    • Abstract: New digital technologies in banking and finance, commonly referred to as ‘FinTech,’ have the potential to transform established banking business models. This article studies online lending platforms, which are new players in the financial sector that allow individuals or firms to obtain loans directly from investors via the internet. To date, online lending is still small relative to total bank lending. However, online lending has expanded rapidly not only in China, the US and the UK, but also in Sweden. In 2018 Swedish platforms originated more than SEK 2bn of new loans – exceeding the 2017 volume by 51 per cent. We discuss how online lending platforms differ from commercial banks and how they are regulated.
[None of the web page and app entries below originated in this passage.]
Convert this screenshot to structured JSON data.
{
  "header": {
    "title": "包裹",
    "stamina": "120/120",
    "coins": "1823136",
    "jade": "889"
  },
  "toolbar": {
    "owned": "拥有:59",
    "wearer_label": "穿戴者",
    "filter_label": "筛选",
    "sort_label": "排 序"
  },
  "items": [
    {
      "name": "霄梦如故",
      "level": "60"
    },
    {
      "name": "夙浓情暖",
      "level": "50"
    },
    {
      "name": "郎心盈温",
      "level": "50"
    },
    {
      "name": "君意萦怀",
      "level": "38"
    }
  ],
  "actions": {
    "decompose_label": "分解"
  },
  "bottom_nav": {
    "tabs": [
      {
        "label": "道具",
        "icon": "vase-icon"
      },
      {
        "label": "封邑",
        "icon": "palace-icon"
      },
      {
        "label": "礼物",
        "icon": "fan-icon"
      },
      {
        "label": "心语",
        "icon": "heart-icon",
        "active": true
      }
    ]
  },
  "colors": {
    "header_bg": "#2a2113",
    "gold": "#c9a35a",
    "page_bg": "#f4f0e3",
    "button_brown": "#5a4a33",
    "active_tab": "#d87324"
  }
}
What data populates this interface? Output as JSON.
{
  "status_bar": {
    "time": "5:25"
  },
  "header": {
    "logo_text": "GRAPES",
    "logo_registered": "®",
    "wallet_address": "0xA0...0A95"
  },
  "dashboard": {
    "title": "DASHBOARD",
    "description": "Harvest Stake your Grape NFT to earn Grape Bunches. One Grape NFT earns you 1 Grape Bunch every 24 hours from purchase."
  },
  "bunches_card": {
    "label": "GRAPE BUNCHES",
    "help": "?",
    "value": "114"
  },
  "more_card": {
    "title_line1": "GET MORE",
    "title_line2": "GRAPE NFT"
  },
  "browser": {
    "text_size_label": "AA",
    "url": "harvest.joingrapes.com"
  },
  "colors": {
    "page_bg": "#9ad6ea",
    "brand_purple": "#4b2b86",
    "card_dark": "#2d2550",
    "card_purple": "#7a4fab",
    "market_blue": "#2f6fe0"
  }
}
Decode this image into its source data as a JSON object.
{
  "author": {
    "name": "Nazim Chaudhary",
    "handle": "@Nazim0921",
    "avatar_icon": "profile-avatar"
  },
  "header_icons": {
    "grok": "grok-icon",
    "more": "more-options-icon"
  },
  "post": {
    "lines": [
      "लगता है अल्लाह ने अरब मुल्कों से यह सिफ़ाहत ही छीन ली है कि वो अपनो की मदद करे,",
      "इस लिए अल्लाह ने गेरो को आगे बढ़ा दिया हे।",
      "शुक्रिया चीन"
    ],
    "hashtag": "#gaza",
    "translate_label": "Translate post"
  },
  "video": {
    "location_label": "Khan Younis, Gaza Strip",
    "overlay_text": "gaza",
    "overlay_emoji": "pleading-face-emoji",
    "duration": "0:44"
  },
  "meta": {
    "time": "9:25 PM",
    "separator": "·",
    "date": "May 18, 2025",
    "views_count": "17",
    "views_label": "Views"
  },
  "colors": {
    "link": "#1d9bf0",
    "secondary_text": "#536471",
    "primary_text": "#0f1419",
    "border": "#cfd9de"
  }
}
Moreover, we analyse market developments, such as the growing linkages between platforms and the banking sector. Against this backdrop, we review potential financial stability implications that may appear if online lending continues to grow in importance.

    • Keywords: FinTech credit, financial stability.

“Revisiting the role of central banks as liquidity providers – old and new challenges” with Johan Molin (Sveriges Riksbank), The Sveriges Riksbank Economic Review 2016:2, September 2016.

    • Abstract: This article offers a review of the role of central banks as providers of public liquidity. Against the backdrop of the global financial crisis of 2007-2009, we discuss various challenges for public liquidity provision and the effectiveness of central bank lending facilities. These challenges help us identify potential gaps in existing mechanisms and frameworks governing liquidity assistance. We discuss how the available liquidity policy tool kit can be used to deal with the challenges. Furthermore, we highlight modifications to existing central bank facilities during and after the global financial crisis. We point at trade-offs faced by policy makers and describe potential pitfalls for public liquidity providers. Lastly, we attempt to look ahead and outline some specific challenges posed by more recent structural, regulatory, and technological developments in the financial system.

    • Keywords: central bank liquidity assistance, liquidity provision, liquidity policy, Great Financial Crisis.

Others

I was a member of the Committee on the Global Financial System (CGFS) Working Group on Policy Challenges and Open Issues in Liquidity Assistance, which produced a report on “Designing frameworks for central bank liquidity assistance: addressing new challenges”, CGFS Papers No 58, April 2017.

Disclaimer: This is my private homepage.  The views expressed are my own and do not reflect the official views of Sveriges Riksbank.